A hobbit house, a Doctor Who-style Tardis, a secret underground bunker, and a flight simulator all feature in the 2017 Cuprinol Shed of the Year. The competition highlights the cream of the British shed scene and this year's finalists are made up of 32 weird, wacky, and ingenious sheds made by passionate hobbyists.
As we noted in our coverage of last year's competition, those not familiar with the British shed scene can think of it as a little similar to the tiny house movement. Where a tiny house ends and a shed begins isn't very clear, but sheds are usually stationary and not intended for full-time living.
Without further ado then, here's our selection of standout shed favorites. Be sure to head to the gallery to see each of the 32 finalists in full and we'll be back with the winner in a few months.
Colin Furze Secret Bunker
This self-built shed by Lincolnshire's Colin Furze – yep that Colin Furze – is playfully named the Colin Furze Secret Bunker. At first glance, it looks like a typical garden shed, with its four walls and roof storing tools, family bikes, and the like. However, hidden under a rug is a trapdoor that offers access to what Furze calls his man cave.
Inside the concrete-lined space, Furze has installed a band practice area, complete with drum kit and assorted guitar amps. There's also a TV, Sony Playstation, assorted supplies, and other electronics.
The Colin Furze Secret Bunker is an entry in the Not A Shed category.
Avoch Boat Shed
Peterborough's Matthew Lynn based the Avoch Boat Shed around an old wooden sea scout boat sourced from Avoch, Scotland, hence its name. Reminiscent of this previous winner, by Alex Holland, it was built as a retreat to relax and have a good time with family and friends.
Inside, the Avoch Boat Shed is nautically-themed, with lots of shipping memorabilia, including oars and propellers. The owner describes it as fit for sleeping in, so presumably the couch pulls out into a bed. Neat porthole-style windows complete the look he's gone for and heat comes from a wood-burning stove.
The Avoch Boat Shed is an entry in the Cabins & Summerhouses category.
The aptly-named Tardis Shed wears its Doctor Who inspiration proudly on its sleeve. Designed by Paul Foden and located in Tunstall, it shows a remarkable attention to detail in the attempt to recreate the time traveling Police box from the cult British TV show.
Opening the old-fashioned phone booth doors and stepping inside reveals a larger indoor space that includes a replica of the Doctor's console.
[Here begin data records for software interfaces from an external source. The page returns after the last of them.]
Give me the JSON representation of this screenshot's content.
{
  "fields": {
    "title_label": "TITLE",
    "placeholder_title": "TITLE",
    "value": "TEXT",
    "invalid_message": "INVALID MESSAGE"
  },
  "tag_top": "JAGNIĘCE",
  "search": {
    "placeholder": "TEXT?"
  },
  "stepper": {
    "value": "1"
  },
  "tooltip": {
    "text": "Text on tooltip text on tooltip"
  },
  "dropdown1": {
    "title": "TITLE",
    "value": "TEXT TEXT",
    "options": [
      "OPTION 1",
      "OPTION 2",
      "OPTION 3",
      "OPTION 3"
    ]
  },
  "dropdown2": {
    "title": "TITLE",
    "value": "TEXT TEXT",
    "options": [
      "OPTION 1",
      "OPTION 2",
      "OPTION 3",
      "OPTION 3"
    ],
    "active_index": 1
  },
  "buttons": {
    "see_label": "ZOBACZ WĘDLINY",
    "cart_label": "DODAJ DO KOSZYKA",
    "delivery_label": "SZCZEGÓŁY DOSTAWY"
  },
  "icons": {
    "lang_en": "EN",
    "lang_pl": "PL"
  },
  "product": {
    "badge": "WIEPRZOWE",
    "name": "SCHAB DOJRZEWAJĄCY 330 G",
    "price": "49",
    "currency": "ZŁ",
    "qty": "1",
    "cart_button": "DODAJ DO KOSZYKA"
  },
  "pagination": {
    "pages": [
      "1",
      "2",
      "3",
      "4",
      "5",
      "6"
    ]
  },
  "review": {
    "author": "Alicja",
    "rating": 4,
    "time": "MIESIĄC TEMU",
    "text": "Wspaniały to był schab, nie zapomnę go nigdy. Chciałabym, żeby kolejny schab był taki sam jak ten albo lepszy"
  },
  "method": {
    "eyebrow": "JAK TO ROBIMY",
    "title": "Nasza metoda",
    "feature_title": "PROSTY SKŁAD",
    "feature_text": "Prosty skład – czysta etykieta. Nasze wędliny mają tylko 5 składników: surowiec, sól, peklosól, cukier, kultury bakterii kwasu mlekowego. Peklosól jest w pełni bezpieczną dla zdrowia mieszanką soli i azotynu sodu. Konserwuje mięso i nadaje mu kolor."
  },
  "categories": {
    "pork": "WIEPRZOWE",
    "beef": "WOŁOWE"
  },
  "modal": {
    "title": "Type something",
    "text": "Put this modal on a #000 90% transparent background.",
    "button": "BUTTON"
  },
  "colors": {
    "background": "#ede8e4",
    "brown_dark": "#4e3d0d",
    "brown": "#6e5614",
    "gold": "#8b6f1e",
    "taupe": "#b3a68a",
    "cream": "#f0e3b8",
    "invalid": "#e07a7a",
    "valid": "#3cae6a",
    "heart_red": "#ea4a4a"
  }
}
Other notable props include a life-size Dalek, a Cyberman and a K9.
The Tardis Shed is an entry in the Pub & Entertainment category.
Not many people can boast a flight simulator in their back yard, but that's exactly what Bedfordshire's Captain Mark Lowen has tucked away in his shed.
Lowen extended an existing shed in the garden to accommodate a full-size commercial Boeing 737 flight simulator. It's in full working order and has all the necessary technology intact. When he's not using it himself or letting friends and family have a play, Lowen rents out the flight experience to both novice and qualified pilots.
The Garage Simulator is an entry in the Not A Shed category.
We're big fans of hobbit houses here at New Atlas, and this one ranks up there with the nicer examples we've come across. Owned by Susan Price and located in Bristol, the Hobbit House was a labor of love and features as many local and reused materials in the build as was practical.
The summer house is made of wood, stone, cob and straw, and serves as a multi-use space for Price's family, including sleepovers with her grandchildren. Inside, the decor is very authentic-looking, with wooden furniture and a wood-burning stove all contributing towards a suitably cosy appearance.
The Hobbit House is an entry in the Eco category.
Source: Readers Sheds